| DESCRIPTION OF THE TASK |
Only a number is wanted here: the number of lines of the data that include "icon".

┄┄┄┄┄┄┄┄┄┄┄┄┄┄┄┄┄┄┄┄

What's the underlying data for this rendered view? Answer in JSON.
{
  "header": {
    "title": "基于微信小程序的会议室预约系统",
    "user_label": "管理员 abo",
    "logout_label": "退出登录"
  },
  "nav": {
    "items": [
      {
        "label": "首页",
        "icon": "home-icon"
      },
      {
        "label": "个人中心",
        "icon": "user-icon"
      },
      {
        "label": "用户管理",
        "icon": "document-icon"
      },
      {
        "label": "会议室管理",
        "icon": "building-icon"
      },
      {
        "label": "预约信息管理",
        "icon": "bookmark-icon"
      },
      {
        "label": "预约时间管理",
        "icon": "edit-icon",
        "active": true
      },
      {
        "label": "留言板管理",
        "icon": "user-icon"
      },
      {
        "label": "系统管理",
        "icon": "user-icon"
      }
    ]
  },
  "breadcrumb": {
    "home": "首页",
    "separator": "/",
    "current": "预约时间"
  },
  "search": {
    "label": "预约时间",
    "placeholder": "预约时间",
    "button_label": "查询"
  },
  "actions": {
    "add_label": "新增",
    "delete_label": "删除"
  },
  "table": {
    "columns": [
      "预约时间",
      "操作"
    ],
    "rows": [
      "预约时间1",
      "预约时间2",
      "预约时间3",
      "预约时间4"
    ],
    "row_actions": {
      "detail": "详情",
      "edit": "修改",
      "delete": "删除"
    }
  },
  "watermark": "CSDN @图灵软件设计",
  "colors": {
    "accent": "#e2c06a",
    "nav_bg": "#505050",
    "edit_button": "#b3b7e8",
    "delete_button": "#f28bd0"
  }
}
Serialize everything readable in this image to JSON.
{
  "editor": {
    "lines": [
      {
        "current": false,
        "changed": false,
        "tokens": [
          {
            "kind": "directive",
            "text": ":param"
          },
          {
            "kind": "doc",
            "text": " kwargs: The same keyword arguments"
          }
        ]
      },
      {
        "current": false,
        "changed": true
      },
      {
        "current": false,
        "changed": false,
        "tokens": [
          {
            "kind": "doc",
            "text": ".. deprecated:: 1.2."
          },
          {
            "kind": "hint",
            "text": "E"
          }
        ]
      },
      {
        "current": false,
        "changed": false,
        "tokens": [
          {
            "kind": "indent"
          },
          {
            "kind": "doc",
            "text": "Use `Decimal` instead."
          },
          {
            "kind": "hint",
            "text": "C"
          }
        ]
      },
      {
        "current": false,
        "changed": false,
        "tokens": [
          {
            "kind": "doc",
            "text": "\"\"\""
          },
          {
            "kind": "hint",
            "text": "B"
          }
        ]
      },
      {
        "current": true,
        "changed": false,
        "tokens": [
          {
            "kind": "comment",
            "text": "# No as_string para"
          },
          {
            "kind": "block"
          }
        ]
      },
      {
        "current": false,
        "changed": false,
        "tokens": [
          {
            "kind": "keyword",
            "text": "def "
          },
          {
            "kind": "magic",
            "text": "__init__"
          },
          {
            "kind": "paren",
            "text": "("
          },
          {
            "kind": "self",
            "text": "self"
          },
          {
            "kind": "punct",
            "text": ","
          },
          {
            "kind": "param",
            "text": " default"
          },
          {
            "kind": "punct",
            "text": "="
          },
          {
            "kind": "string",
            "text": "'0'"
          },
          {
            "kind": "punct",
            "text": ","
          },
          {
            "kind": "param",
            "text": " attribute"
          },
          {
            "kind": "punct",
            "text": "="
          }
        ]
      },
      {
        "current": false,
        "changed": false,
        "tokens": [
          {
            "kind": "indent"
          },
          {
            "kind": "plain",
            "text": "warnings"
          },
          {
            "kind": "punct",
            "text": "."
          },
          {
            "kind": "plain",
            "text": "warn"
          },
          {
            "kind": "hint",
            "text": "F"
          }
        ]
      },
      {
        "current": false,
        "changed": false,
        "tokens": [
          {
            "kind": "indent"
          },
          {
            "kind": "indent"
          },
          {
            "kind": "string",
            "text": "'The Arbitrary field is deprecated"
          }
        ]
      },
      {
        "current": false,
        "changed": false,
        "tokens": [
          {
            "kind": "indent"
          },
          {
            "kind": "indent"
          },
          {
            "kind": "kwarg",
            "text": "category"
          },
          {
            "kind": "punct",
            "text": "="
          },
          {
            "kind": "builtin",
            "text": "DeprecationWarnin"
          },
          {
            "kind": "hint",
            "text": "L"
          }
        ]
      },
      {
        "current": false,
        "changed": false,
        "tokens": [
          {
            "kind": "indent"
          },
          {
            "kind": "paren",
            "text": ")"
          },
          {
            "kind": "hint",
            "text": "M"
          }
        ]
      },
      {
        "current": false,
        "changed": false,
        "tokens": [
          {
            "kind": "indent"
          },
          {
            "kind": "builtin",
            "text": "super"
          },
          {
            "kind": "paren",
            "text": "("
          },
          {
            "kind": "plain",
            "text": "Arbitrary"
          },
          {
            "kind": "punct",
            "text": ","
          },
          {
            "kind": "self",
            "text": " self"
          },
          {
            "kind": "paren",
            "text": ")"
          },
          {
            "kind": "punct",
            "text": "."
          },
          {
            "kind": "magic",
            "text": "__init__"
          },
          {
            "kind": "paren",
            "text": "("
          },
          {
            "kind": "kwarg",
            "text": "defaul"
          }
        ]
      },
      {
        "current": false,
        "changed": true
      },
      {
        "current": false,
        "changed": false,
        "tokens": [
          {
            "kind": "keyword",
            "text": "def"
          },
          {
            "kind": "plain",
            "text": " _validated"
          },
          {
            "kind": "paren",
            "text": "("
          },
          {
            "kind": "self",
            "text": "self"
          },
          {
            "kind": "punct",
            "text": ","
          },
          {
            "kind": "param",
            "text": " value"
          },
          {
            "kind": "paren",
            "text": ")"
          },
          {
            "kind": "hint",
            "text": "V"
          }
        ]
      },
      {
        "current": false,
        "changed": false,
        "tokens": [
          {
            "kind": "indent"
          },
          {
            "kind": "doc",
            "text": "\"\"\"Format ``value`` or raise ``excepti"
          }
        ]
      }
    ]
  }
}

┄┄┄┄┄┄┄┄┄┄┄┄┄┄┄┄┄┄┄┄

| TASK ANSWER |
8